> Task statement: Go through the entries below and tally each line holding the string "exited". Return the number only.

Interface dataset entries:
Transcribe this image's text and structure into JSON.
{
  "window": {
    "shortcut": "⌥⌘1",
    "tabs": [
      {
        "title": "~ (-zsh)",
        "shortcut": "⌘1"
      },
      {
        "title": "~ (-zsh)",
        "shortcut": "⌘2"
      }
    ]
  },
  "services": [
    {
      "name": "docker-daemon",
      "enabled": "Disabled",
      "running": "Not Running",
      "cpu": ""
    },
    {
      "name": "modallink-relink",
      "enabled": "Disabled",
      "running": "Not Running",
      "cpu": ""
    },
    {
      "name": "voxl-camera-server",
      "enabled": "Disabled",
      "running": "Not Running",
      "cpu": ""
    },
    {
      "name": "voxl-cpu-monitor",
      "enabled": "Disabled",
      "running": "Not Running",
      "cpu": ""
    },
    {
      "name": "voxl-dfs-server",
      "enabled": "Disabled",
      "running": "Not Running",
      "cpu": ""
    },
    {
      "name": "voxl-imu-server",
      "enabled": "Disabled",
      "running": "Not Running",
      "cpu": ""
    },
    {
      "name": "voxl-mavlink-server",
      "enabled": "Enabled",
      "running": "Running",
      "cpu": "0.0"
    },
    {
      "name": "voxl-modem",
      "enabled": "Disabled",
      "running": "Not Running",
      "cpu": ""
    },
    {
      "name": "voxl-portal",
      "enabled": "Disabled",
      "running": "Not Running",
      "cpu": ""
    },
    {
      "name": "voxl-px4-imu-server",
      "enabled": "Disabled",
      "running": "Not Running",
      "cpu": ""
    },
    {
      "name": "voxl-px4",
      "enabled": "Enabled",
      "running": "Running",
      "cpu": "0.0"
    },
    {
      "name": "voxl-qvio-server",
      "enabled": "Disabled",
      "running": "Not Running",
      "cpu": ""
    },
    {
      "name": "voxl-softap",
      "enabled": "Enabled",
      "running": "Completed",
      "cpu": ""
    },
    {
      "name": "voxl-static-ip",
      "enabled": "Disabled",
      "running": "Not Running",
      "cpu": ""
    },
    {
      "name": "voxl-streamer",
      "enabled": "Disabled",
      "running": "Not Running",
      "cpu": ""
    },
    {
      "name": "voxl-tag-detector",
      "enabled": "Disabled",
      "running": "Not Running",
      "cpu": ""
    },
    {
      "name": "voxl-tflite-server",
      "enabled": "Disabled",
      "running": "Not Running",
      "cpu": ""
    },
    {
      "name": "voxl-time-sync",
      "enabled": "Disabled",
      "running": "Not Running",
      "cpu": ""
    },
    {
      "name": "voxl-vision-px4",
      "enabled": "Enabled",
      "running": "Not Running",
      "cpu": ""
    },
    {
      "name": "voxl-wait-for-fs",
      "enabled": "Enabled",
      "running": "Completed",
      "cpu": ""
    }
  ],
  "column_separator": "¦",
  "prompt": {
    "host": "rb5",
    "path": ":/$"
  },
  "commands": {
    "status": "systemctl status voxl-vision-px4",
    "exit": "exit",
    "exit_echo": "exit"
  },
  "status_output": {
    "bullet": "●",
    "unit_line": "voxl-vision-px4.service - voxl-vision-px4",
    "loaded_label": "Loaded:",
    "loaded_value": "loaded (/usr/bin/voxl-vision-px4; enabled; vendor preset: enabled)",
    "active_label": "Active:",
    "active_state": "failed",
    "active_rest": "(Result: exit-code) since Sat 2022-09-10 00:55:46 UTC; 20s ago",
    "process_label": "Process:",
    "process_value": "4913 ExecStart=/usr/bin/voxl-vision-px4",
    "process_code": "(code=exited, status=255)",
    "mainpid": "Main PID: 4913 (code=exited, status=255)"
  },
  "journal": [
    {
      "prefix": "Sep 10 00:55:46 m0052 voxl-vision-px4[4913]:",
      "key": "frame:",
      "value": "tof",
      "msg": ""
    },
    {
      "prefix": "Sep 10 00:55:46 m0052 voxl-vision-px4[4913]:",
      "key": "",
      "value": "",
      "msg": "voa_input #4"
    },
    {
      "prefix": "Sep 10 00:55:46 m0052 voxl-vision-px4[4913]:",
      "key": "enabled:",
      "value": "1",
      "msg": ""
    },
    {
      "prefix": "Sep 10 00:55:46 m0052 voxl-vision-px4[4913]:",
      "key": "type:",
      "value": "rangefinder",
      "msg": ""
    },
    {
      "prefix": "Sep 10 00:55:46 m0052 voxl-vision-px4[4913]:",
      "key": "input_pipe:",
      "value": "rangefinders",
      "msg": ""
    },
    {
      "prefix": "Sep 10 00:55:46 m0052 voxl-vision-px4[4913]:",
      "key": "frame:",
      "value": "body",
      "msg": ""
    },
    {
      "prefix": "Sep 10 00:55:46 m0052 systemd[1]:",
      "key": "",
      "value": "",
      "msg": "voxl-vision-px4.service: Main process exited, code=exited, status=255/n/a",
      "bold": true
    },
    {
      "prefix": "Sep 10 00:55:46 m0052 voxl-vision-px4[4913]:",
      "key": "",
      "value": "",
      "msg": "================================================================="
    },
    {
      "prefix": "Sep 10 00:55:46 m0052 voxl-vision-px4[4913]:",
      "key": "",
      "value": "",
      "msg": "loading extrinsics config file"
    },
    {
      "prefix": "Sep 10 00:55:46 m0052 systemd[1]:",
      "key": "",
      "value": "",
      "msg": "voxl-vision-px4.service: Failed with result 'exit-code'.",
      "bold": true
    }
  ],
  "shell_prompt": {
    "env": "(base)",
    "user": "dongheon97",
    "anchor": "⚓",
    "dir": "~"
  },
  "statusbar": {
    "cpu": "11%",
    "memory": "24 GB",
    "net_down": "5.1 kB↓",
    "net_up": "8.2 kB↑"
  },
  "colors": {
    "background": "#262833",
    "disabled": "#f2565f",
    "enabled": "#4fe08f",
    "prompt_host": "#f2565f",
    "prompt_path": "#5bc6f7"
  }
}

> Result for this task: 3